BEGIN Given records

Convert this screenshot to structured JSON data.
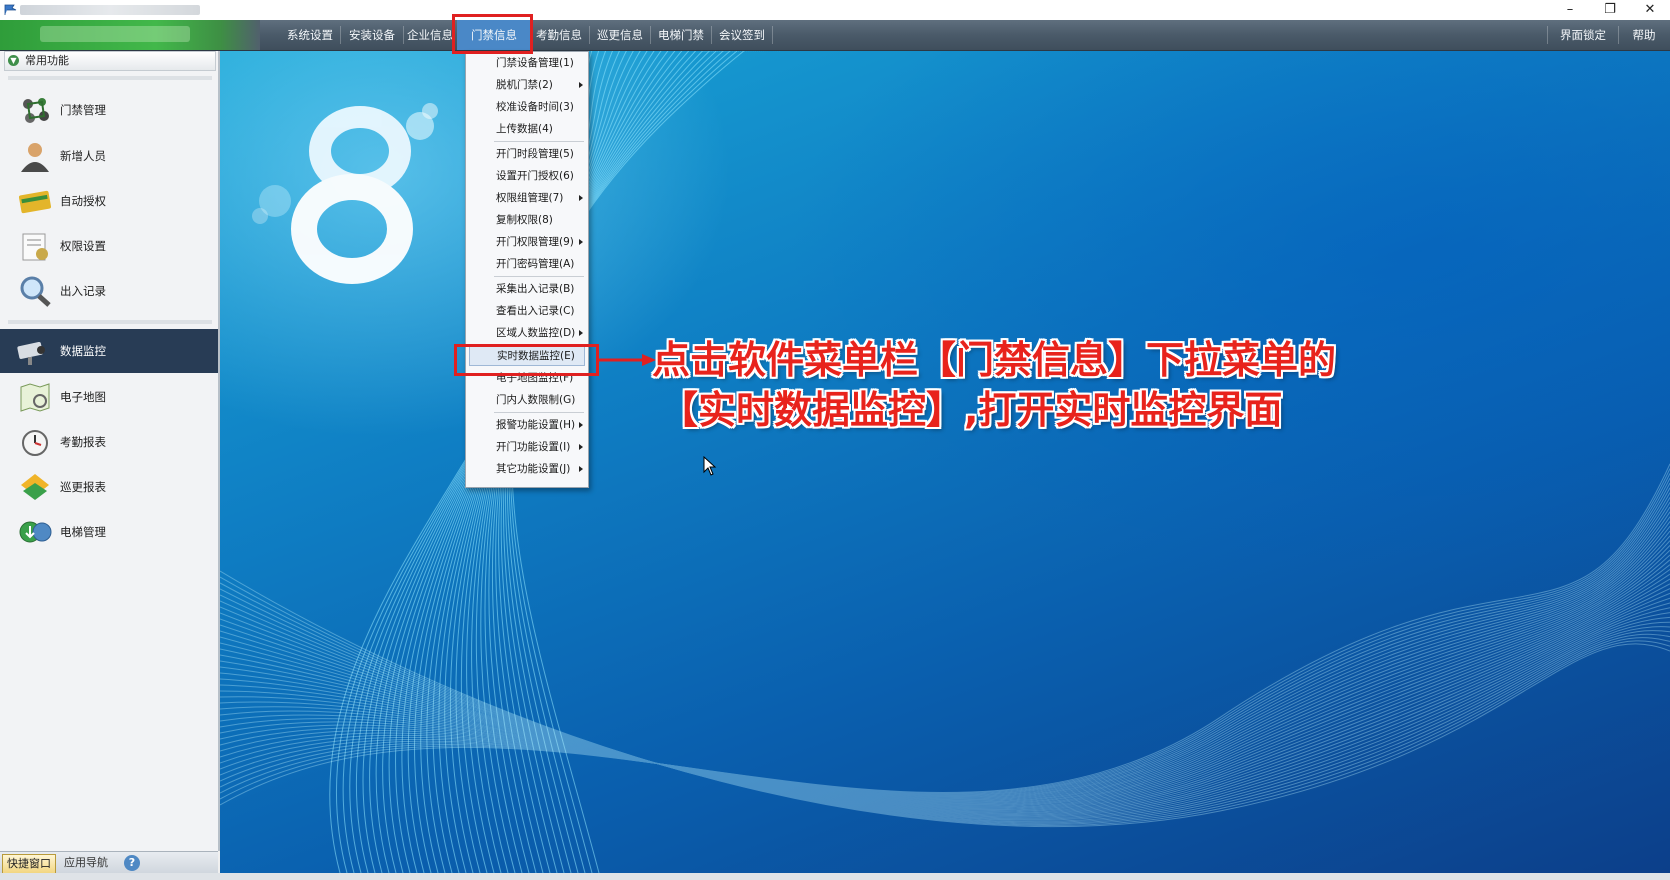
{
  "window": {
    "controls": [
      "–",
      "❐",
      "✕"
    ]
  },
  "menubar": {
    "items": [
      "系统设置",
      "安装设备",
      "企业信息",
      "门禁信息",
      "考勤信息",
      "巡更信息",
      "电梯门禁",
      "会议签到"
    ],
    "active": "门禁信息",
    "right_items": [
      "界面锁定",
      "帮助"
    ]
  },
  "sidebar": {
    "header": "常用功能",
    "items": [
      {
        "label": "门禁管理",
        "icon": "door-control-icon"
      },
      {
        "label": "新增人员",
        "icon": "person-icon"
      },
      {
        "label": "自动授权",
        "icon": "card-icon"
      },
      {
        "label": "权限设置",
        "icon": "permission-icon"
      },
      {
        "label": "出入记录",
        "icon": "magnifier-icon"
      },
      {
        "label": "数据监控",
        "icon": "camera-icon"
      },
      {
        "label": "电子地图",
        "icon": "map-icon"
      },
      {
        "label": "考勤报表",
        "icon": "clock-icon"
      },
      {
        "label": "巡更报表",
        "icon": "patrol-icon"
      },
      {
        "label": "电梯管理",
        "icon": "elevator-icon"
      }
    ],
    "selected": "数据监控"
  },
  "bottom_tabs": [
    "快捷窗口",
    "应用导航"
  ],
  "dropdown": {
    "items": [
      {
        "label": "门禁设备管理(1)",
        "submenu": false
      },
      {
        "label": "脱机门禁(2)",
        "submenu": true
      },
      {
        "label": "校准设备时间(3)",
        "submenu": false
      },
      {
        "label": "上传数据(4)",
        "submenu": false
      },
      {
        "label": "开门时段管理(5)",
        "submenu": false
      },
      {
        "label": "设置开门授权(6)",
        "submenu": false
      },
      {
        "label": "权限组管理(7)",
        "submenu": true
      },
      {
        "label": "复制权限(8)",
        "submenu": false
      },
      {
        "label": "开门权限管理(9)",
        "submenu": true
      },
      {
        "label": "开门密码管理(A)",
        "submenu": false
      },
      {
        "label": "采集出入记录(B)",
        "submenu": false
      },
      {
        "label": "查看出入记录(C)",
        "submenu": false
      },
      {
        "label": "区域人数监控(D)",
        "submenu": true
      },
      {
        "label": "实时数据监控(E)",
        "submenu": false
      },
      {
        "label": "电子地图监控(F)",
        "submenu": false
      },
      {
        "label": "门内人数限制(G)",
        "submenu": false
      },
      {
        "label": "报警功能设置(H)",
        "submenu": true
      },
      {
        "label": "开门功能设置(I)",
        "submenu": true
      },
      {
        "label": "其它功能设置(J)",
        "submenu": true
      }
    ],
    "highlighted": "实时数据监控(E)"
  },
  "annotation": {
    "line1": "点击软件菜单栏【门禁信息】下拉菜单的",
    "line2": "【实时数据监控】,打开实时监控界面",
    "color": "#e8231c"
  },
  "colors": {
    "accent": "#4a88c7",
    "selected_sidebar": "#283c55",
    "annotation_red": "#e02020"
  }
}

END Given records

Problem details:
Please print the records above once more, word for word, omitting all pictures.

Response box:
Convert this screenshot to structured JSON data.
{
  "window": {
    "controls": [
      "–",
      "❐",
      "✕"
    ]
  },
  "menubar": {
    "items": [
      "系统设置",
      "安装设备",
      "企业信息",
      "门禁信息",
      "考勤信息",
      "巡更信息",
      "电梯门禁",
      "会议签到"
    ],
    "active": "门禁信息",
    "right_items": [
      "界面锁定",
      "帮助"
    ]
  },
  "sidebar": {
    "header": "常用功能",
    "items": [
      {
        "label": "门禁管理",
        "icon": "door-control-icon"
      },
      {
        "label": "新增人员",
        "icon": "person-icon"
      },
      {
        "label": "自动授权",
        "icon": "card-icon"
      },
      {
        "label": "权限设置",
        "icon": "permission-icon"
      },
      {
        "label": "出入记录",
        "icon": "magnifier-icon"
      },
      {
        "label": "数据监控",
        "icon": "camera-icon"
      },
      {
        "label": "电子地图",
        "icon": "map-icon"
      },
      {
        "label": "考勤报表",
        "icon": "clock-icon"
      },
      {
        "label": "巡更报表",
        "icon": "patrol-icon"
      },
      {
        "label": "电梯管理",
        "icon": "elevator-icon"
      }
    ],
    "selected": "数据监控"
  },
  "bottom_tabs": [
    "快捷窗口",
    "应用导航"
  ],
  "dropdown": {
    "items": [
      {
        "label": "门禁设备管理(1)",
        "submenu": false
      },
      {
        "label": "脱机门禁(2)",
        "submenu": true
      },
      {
        "label": "校准设备时间(3)",
        "submenu": false
      },
      {
        "label": "上传数据(4)",
        "submenu": false
      },
      {
        "label": "开门时段管理(5)",
        "submenu": false
      },
      {
        "label": "设置开门授权(6)",
        "submenu": false
      },
      {
        "label": "权限组管理(7)",
        "submenu": true
      },
      {
        "label": "复制权限(8)",
        "submenu": false
      },
      {
        "label": "开门权限管理(9)",
        "submenu": true
      },
      {
        "label": "开门密码管理(A)",
        "submenu": false
      },
      {
        "label": "采集出入记录(B)",
        "submenu": false
      },
      {
        "label": "查看出入记录(C)",
        "submenu": false
      },
      {
        "label": "区域人数监控(D)",
        "submenu": true
      },
      {
        "label": "实时数据监控(E)",
        "submenu": false
      },
      {
        "label": "电子地图监控(F)",
        "submenu": false
      },
      {
        "label": "门内人数限制(G)",
        "submenu": false
      },
      {
        "label": "报警功能设置(H)",
        "submenu": true
      },
      {
        "label": "开门功能设置(I)",
        "submenu": true
      },
      {
        "label": "其它功能设置(J)",
        "submenu": true
      }
    ],
    "highlighted": "实时数据监控(E)"
  },
  "annotation": {
    "line1": "点击软件菜单栏【门禁信息】下拉菜单的",
    "line2": "【实时数据监控】,打开实时监控界面",
    "color": "#e8231c"
  },
  "colors": {
    "accent": "#4a88c7",
    "selected_sidebar": "#283c55",
    "annotation_red": "#e02020"
  }
}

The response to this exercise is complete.